## EXERCISE PROMPT
Beginning with the first entry, set down each one exactly as shown.

---------- PROVIDED RECORDS ----------

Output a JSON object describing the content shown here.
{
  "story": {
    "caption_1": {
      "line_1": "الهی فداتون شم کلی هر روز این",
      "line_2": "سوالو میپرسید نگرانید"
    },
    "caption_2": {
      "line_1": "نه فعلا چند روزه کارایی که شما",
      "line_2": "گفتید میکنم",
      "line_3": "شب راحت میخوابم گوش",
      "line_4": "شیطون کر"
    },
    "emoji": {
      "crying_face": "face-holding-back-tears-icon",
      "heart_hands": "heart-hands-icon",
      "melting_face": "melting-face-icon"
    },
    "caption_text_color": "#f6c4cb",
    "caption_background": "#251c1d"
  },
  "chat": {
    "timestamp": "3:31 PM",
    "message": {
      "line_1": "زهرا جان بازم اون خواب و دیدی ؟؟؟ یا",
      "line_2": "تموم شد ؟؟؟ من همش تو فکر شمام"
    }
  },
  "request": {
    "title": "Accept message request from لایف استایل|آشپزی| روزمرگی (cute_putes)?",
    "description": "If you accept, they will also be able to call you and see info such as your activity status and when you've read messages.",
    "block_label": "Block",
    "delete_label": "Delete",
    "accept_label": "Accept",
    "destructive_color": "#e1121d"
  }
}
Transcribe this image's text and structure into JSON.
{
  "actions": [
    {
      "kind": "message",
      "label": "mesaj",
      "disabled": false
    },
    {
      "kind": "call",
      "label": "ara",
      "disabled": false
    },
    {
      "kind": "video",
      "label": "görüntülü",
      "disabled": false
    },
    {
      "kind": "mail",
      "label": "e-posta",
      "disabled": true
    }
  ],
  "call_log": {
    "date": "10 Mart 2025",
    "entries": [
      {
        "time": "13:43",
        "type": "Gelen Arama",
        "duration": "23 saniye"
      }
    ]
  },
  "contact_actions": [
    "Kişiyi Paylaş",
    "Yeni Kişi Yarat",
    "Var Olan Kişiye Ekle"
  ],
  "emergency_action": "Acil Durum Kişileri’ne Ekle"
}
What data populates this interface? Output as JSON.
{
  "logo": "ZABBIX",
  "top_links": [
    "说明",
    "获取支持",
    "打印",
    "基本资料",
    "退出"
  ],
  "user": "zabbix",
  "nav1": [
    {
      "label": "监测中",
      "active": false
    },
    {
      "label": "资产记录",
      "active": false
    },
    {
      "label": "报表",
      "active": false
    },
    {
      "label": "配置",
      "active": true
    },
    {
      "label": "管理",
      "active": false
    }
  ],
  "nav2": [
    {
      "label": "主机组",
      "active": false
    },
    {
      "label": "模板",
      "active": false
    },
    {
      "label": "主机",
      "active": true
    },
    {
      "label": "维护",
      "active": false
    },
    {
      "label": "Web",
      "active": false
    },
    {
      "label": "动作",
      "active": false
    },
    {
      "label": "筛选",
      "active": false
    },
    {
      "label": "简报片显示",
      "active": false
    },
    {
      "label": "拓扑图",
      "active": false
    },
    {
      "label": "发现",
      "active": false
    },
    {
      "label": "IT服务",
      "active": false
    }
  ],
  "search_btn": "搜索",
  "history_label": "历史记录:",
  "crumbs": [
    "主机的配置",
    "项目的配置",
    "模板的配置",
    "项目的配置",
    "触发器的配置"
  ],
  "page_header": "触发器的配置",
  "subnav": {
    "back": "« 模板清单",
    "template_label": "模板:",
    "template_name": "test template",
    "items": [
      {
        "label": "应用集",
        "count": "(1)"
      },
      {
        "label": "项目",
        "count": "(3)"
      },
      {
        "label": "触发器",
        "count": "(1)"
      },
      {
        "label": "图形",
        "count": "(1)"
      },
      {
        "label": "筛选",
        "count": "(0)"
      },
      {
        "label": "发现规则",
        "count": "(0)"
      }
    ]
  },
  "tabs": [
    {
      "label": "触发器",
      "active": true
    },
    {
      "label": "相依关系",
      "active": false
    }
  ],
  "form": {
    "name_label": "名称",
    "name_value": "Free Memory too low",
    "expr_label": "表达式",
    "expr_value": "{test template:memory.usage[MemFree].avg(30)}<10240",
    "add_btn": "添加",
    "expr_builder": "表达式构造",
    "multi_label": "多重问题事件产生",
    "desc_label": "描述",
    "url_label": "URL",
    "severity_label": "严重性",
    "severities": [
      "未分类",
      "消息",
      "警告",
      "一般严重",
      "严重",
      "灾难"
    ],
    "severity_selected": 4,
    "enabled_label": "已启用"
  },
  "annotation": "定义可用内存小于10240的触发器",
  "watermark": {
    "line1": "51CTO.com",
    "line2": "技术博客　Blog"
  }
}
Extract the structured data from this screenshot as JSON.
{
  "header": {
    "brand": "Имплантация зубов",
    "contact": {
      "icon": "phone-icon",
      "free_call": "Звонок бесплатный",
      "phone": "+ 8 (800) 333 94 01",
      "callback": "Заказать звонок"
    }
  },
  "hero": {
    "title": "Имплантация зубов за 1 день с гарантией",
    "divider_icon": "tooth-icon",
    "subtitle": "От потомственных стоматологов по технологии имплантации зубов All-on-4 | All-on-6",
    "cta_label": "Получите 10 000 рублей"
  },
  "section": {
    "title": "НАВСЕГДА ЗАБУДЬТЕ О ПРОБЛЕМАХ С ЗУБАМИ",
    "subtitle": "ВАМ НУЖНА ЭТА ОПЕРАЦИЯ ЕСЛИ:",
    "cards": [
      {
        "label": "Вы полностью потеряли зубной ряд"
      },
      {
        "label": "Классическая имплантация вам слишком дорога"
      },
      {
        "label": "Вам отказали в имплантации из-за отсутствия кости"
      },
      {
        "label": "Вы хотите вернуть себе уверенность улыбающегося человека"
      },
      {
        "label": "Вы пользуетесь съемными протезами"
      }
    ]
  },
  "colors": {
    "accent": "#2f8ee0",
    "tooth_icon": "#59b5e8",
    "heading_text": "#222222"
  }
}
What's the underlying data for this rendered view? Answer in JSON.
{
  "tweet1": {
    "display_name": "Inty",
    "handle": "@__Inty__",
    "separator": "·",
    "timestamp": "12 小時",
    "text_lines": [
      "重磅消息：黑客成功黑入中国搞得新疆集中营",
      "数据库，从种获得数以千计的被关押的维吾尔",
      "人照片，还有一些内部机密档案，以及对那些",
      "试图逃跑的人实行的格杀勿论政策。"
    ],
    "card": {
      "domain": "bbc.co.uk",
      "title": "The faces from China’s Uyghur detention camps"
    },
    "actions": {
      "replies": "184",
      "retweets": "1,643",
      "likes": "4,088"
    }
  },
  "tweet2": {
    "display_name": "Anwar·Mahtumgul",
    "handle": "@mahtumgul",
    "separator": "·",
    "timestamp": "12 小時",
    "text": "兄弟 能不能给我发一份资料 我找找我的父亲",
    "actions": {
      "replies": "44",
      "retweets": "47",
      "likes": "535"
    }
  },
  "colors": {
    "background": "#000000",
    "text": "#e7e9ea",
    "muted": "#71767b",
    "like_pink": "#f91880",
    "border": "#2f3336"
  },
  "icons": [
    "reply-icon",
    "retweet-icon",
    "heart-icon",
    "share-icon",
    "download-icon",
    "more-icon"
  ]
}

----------

## THE COMPLETED TASK
Output a JSON object describing the content shown here.
{
  "story": {
    "caption_1": {
      "line_1": "الهی فداتون شم کلی هر روز این",
      "line_2": "سوالو میپرسید نگرانید"
    },
    "caption_2": {
      "line_1": "نه فعلا چند روزه کارایی که شما",
      "line_2": "گفتید میکنم",
      "line_3": "شب راحت میخوابم گوش",
      "line_4": "شیطون کر"
    },
    "emoji": {
      "crying_face": "face-holding-back-tears-icon",
      "heart_hands": "heart-hands-icon",
      "melting_face": "melting-face-icon"
    },
    "caption_text_color": "#f6c4cb",
    "caption_background": "#251c1d"
  },
  "chat": {
    "timestamp": "3:31 PM",
    "message": {
      "line_1": "زهرا جان بازم اون خواب و دیدی ؟؟؟ یا",
      "line_2": "تموم شد ؟؟؟ من همش تو فکر شمام"
    }
  },
  "request": {
    "title": "Accept message request from لایف استایل|آشپزی| روزمرگی (cute_putes)?",
    "description": "If you accept, they will also be able to call you and see info such as your activity status and when you've read messages.",
    "block_label": "Block",
    "delete_label": "Delete",
    "accept_label": "Accept",
    "destructive_color": "#e1121d"
  }
}
Transcribe this image's text and structure into JSON.
{
  "actions": [
    {
      "kind": "message",
      "label": "mesaj",
      "disabled": false
    },
    {
      "kind": "call",
      "label": "ara",
      "disabled": false
    },
    {
      "kind": "video",
      "label": "görüntülü",
      "disabled": false
    },
    {
      "kind": "mail",
      "label": "e-posta",
      "disabled": true
    }
  ],
  "call_log": {
    "date": "10 Mart 2025",
    "entries": [
      {
        "time": "13:43",
        "type": "Gelen Arama",
        "duration": "23 saniye"
      }
    ]
  },
  "contact_actions": [
    "Kişiyi Paylaş",
    "Yeni Kişi Yarat",
    "Var Olan Kişiye Ekle"
  ],
  "emergency_action": "Acil Durum Kişileri’ne Ekle"
}
What data populates this interface? Output as JSON.
{
  "logo": "ZABBIX",
  "top_links": [
    "说明",
    "获取支持",
    "打印",
    "基本资料",
    "退出"
  ],
  "user": "zabbix",
  "nav1": [
    {
      "label": "监测中",
      "active": false
    },
    {
      "label": "资产记录",
      "active": false
    },
    {
      "label": "报表",
      "active": false
    },
    {
      "label": "配置",
      "active": true
    },
    {
      "label": "管理",
      "active": false
    }
  ],
  "nav2": [
    {
      "label": "主机组",
      "active": false
    },
    {
      "label": "模板",
      "active": false
    },
    {
      "label": "主机",
      "active": true
    },
    {
      "label": "维护",
      "active": false
    },
    {
      "label": "Web",
      "active": false
    },
    {
      "label": "动作",
      "active": false
    },
    {
      "label": "筛选",
      "active": false
    },
    {
      "label": "简报片显示",
      "active": false
    },
    {
      "label": "拓扑图",
      "active": false
    },
    {
      "label": "发现",
      "active": false
    },
    {
      "label": "IT服务",
      "active": false
    }
  ],
  "search_btn": "搜索",
  "history_label": "历史记录:",
  "crumbs": [
    "主机的配置",
    "项目的配置",
    "模板的配置",
    "项目的配置",
    "触发器的配置"
  ],
  "page_header": "触发器的配置",
  "subnav": {
    "back": "« 模板清单",
    "template_label": "模板:",
    "template_name": "test template",
    "items": [
      {
        "label": "应用集",
        "count": "(1)"
      },
      {
        "label": "项目",
        "count": "(3)"
      },
      {
        "label": "触发器",
        "count": "(1)"
      },
      {
        "label": "图形",
        "count": "(1)"
      },
      {
        "label": "筛选",
        "count": "(0)"
      },
      {
        "label": "发现规则",
        "count": "(0)"
      }
    ]
  },
  "tabs": [
    {
      "label": "触发器",
      "active": true
    },
    {
      "label": "相依关系",
      "active": false
    }
  ],
  "form": {
    "name_label": "名称",
    "name_value": "Free Memory too low",
    "expr_label": "表达式",
    "expr_value": "{test template:memory.usage[MemFree].avg(30)}<10240",
    "add_btn": "添加",
    "expr_builder": "表达式构造",
    "multi_label": "多重问题事件产生",
    "desc_label": "描述",
    "url_label": "URL",
    "severity_label": "严重性",
    "severities": [
      "未分类",
      "消息",
      "警告",
      "一般严重",
      "严重",
      "灾难"
    ],
    "severity_selected": 4,
    "enabled_label": "已启用"
  },
  "annotation": "定义可用内存小于10240的触发器",
  "watermark": {
    "line1": "51CTO.com",
    "line2": "技术博客　Blog"
  }
}
Extract the structured data from this screenshot as JSON.
{
  "header": {
    "brand": "Имплантация зубов",
    "contact": {
      "icon": "phone-icon",
      "free_call": "Звонок бесплатный",
      "phone": "+ 8 (800) 333 94 01",
      "callback": "Заказать звонок"
    }
  },
  "hero": {
    "title": "Имплантация зубов за 1 день с гарантией",
    "divider_icon": "tooth-icon",
    "subtitle": "От потомственных стоматологов по технологии имплантации зубов All-on-4 | All-on-6",
    "cta_label": "Получите 10 000 рублей"
  },
  "section": {
    "title": "НАВСЕГДА ЗАБУДЬТЕ О ПРОБЛЕМАХ С ЗУБАМИ",
    "subtitle": "ВАМ НУЖНА ЭТА ОПЕРАЦИЯ ЕСЛИ:",
    "cards": [
      {
        "label": "Вы полностью потеряли зубной ряд"
      },
      {
        "label": "Классическая имплантация вам слишком дорога"
      },
      {
        "label": "Вам отказали в имплантации из-за отсутствия кости"
      },
      {
        "label": "Вы хотите вернуть себе уверенность улыбающегося человека"
      },
      {
        "label": "Вы пользуетесь съемными протезами"
      }
    ]
  },
  "colors": {
    "accent": "#2f8ee0",
    "tooth_icon": "#59b5e8",
    "heading_text": "#222222"
  }
}
What's the underlying data for this rendered view? Answer in JSON.
{
  "tweet1": {
    "display_name": "Inty",
    "handle": "@__Inty__",
    "separator": "·",
    "timestamp": "12 小時",
    "text_lines": [
      "重磅消息：黑客成功黑入中国搞得新疆集中营",
      "数据库，从种获得数以千计的被关押的维吾尔",
      "人照片，还有一些内部机密档案，以及对那些",
      "试图逃跑的人实行的格杀勿论政策。"
    ],
    "card": {
      "domain": "bbc.co.uk",
      "title": "The faces from China’s Uyghur detention camps"
    },
    "actions": {
      "replies": "184",
      "retweets": "1,643",
      "likes": "4,088"
    }
  },
  "tweet2": {
    "display_name": "Anwar·Mahtumgul",
    "handle": "@mahtumgul",
    "separator": "·",
    "timestamp": "12 小時",
    "text": "兄弟 能不能给我发一份资料 我找找我的父亲",
    "actions": {
      "replies": "44",
      "retweets": "47",
      "likes": "535"
    }
  },
  "colors": {
    "background": "#000000",
    "text": "#e7e9ea",
    "muted": "#71767b",
    "like_pink": "#f91880",
    "border": "#2f3336"
  },
  "icons": [
    "reply-icon",
    "retweet-icon",
    "heart-icon",
    "share-icon",
    "download-icon",
    "more-icon"
  ]
}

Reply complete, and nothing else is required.